# The Exercises

We will use the following dataset to demonstrate the use of permutations:

url <- "https://raw.githubusercontent.com/genomicsclass/dagdata/master/inst/extdata/babies.txt"
filename <- basename(url)
bwt.nonsmoke <- filter(babies, smoke==0) %>% select(bwt) %>% unlist
bwt.smoke <- filter(babies, smoke==1) %>% select(bwt) %>% unlist
1. We will generate the following random variable based on a sample size of 10 and observe the following difference:
N=10
set.seed(1)
nonsmokers <- sample(bwt.nonsmoke , N)
smokers <- sample(bwt.smoke , N)
obs <- mean(smokers) - mean(nonsmokers)

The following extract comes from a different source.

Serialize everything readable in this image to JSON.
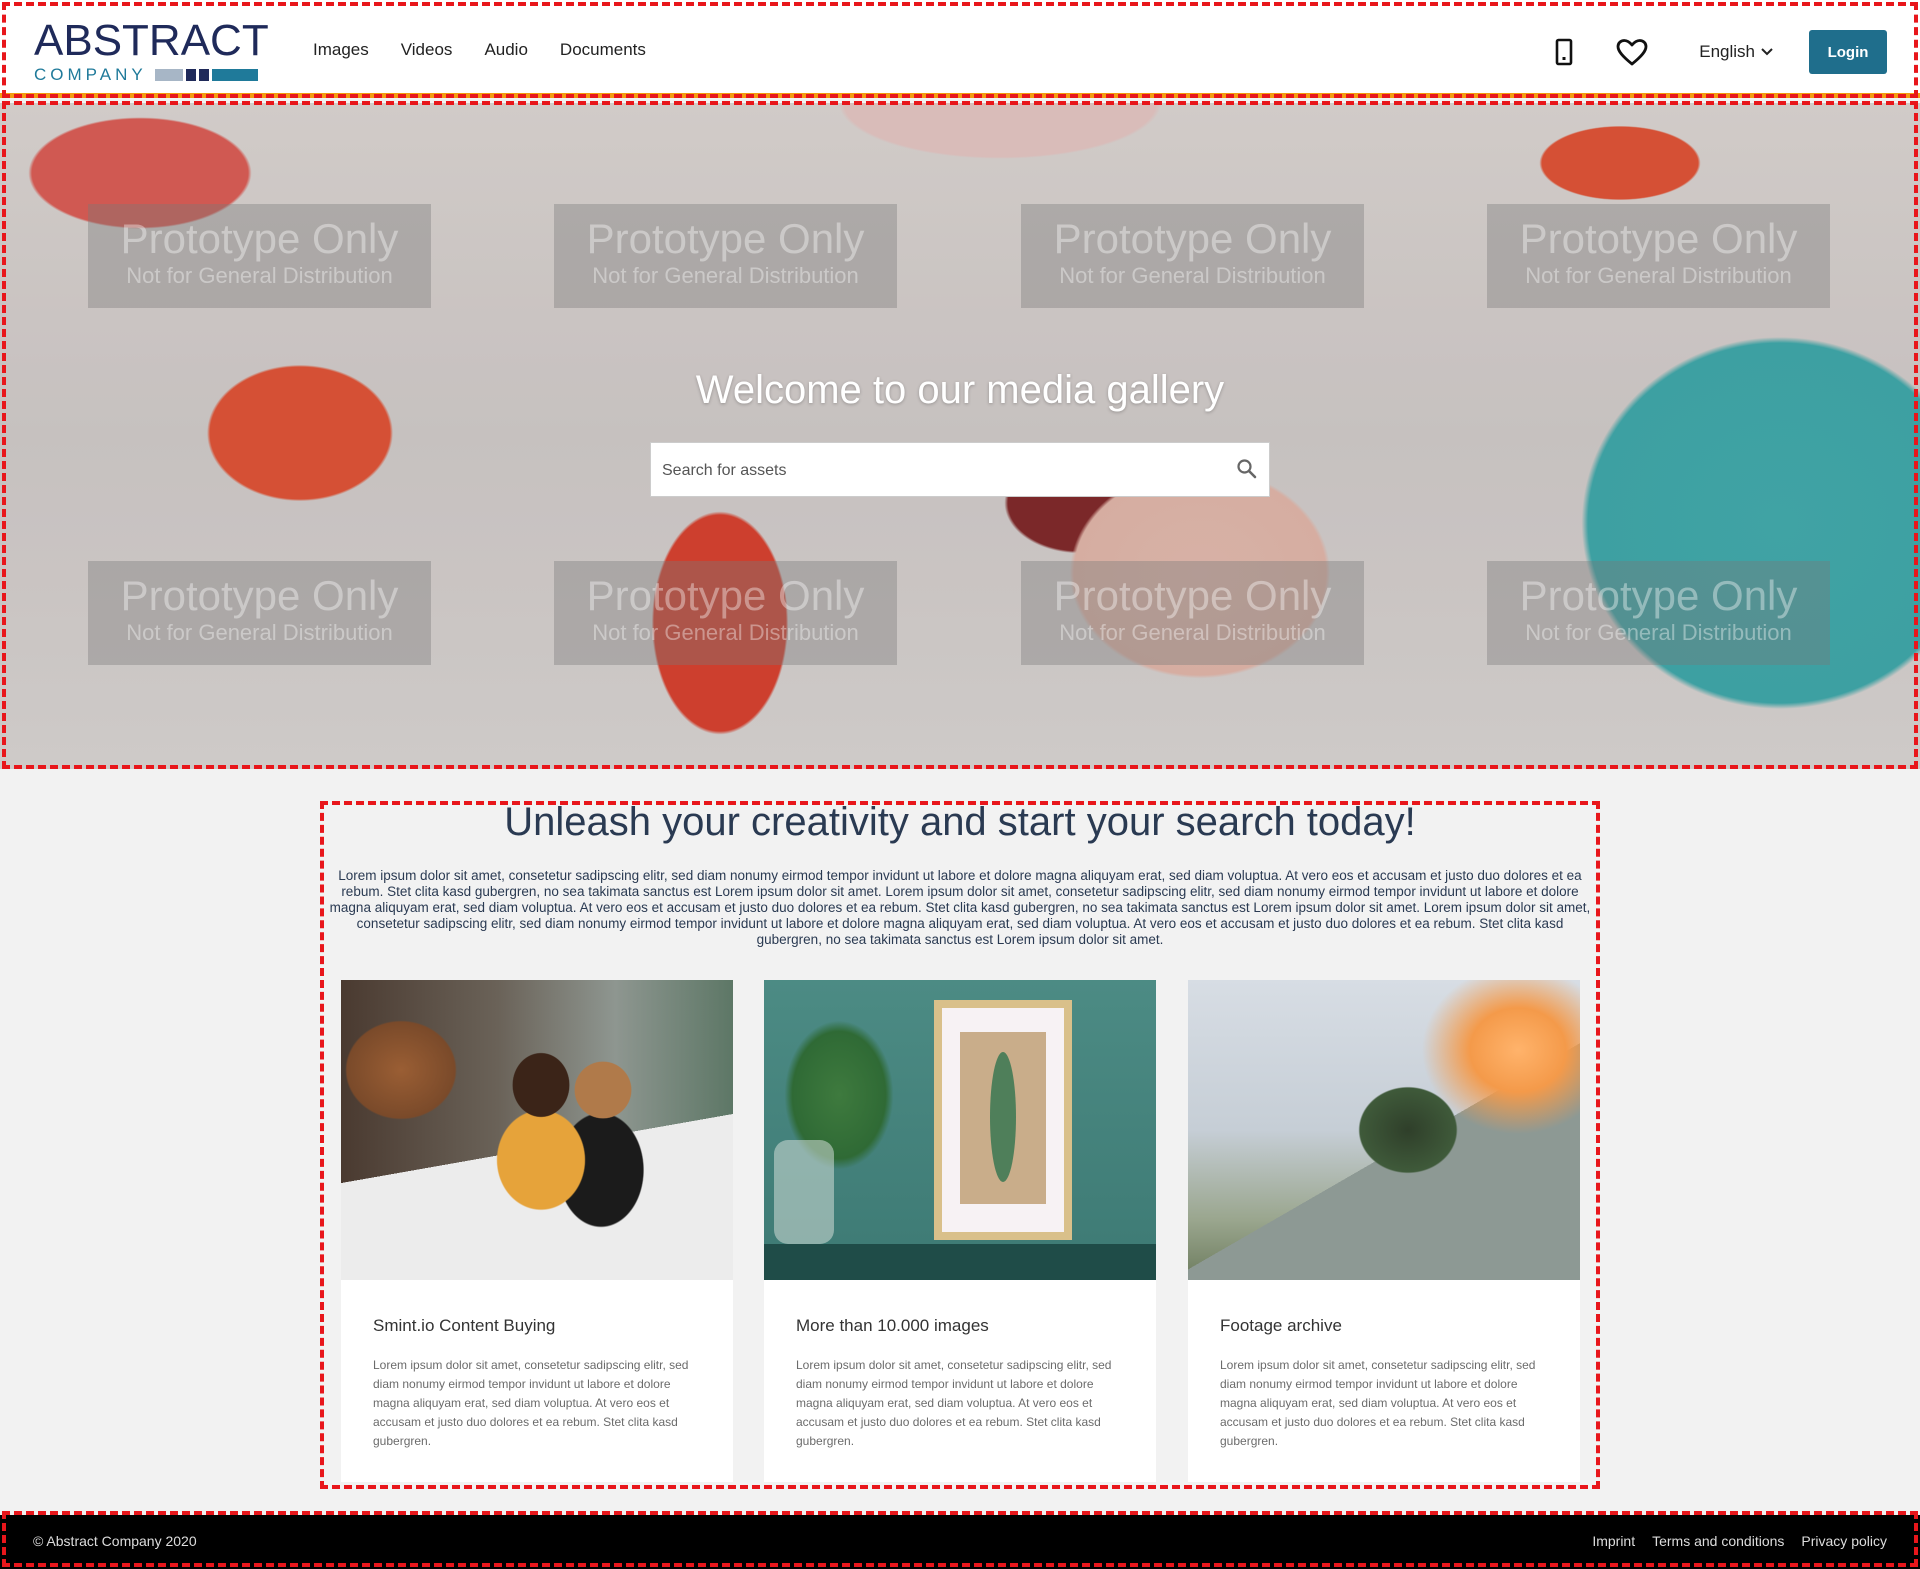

The question is whether this observed difference is statistically significant. We do not want to rely on the assumptions needed for the normal or t-distribution approximations to hold, so instead we will use permutations. We will reshuffle the data and recompute the mean. We can create one permuted sample with the following code:

dat <- c(smokers,nonsmokers)
shuffle <- sample(dat)
## [1] -8.5

The last value is one observation from the null distribution we will construct. Set the seed at 1, and then repeat the permutation 1,000 times to create a null distribution. What is the permutation derived p-value for our observation?

set.seed(1)
avgdiff <- replicate(1000, {
dat <- c(smokers,nonsmokers)
shuffle <- sample(dat)
})
hist(avgdiff)
abline(v=obs)

(sum(abs(avgdiff) > abs(obs)) + 1) / (length(avgdiff) + 1)
## [1] 0.05294705
1. Repeat the above exercise, but instead of the differences in mean, consider the differences in median obs <- median(smokers) - median(nonsmokers). What is the permutation based p-value?
set.seed(1)
avgdiff <- replicate(1000, {
dat <- c(smokers,nonsmokers)
shuffle <- sample(dat)
})
hist(avgdiff)
# mean observed difference
mean.p <- (sum(abs(avgdiff) > abs(obs)) + 1) / (length(avgdiff) + 1)
abline(v=obs, col = "blue")
# median observed difference